Biofuels have been championed as a "carbon neutral" source of energy, since in theory their use does not emit more carbon dioxide than the amount absorbed during the growth of the plant. Moreover, biofuels may lead to a reduction in air pollution or a reduction of waste.
The Commission argues that they these renewable fuels will create jobs and provide new sources of income for agriculture. They will also help to meet the Kyoto targets and to diversify Europe’s energy mix.
However, some NGOs argue that the production of biofuels may ultimately be detrimental, for a number of reasons:
- Land upon which many poorer countries in the South depend on for food may be replaced with biofuel plantations with Europeans' reliance on an "automobile culture" leading to natural ecosystems such as the Amazon rainforest in Brazil being replaced with soybean plantations;
- it has been argued that it actually takes more energy to produce biofuels than is contained in the biofuels themselves;
- building the infrastructure to service plantations will produce further environmental damage;
- some chemicals used on the plantations are also criticised for their negative effects on human health;
- finally, the use of genetically modified crops in the production of biofuels is highly controversial.

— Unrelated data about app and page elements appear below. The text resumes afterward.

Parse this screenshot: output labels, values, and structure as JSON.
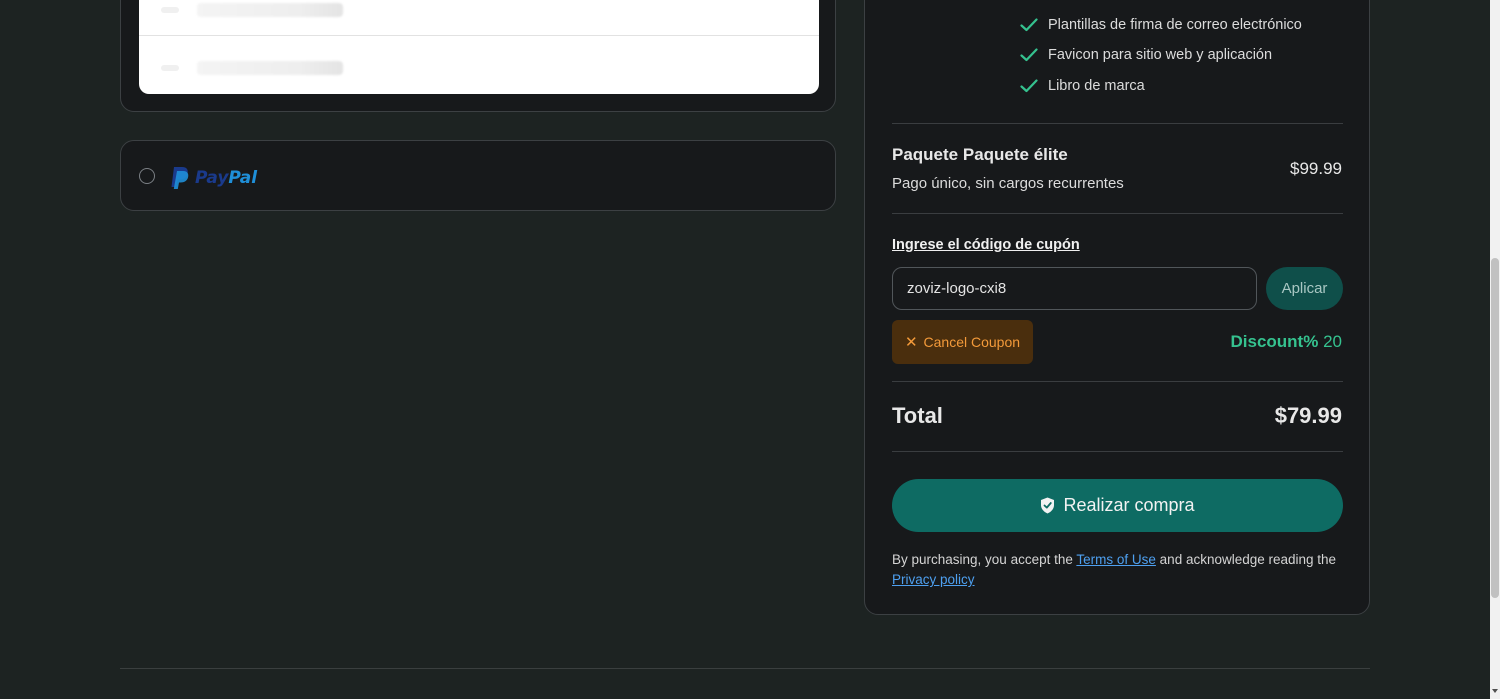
{
  "payment_methods": {
    "paypal": {
      "brand_pay": "Pay",
      "brand_pal": "Pal"
    }
  },
  "summary": {
    "features": [
      "Plantillas de firma de correo electrónico",
      "Favicon para sitio web y aplicación",
      "Libro de marca"
    ],
    "package": {
      "title": "Paquete Paquete élite",
      "subtitle": "Pago único, sin cargos recurrentes",
      "price": "$99.99"
    },
    "coupon": {
      "link_label": "Ingrese el código de cupón",
      "input_value": "zoviz-logo-cxi8",
      "apply_label": "Aplicar",
      "cancel_label": "Cancel Coupon",
      "discount_label": "Discount%",
      "discount_value": "20"
    },
    "total": {
      "label": "Total",
      "value": "$79.99"
    },
    "buy_label": "Realizar compra",
    "legal": {
      "prefix": "By purchasing, you accept the",
      "terms": "Terms of Use",
      "middle": "and acknowledge reading the",
      "privacy": "Privacy policy"
    }
  },
  "colors": {
    "accent": "#0e6b63",
    "check": "#35c28f",
    "discount": "#35c28f",
    "cancel_bg": "#4a2e0d",
    "cancel_fg": "#f39a3a",
    "link": "#4ea0f0"
  },
  "icons": [
    "check-icon",
    "paypal-logo",
    "close-icon",
    "shield-check-icon"
  ]
}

To solve some of these problems, the Commission plans to promote the development of so-called second generation biofuels which are produced from ligno-cellulosic or 'woody' sources such as straw, timber, woodchips or manure.
It has argued that these are more favourable than the current "first generation" biofuels mainly produced from crops such as sugar beet and rapeseed due to their expected lower costs, more favourable GHG balance, energy output and better fuel quality.
In addition, their ability to use a wider range of biomass feedstocks means that they compete less with food production (see Commission public consultation on biofuels). However, such second generation technology is still only at the development stage.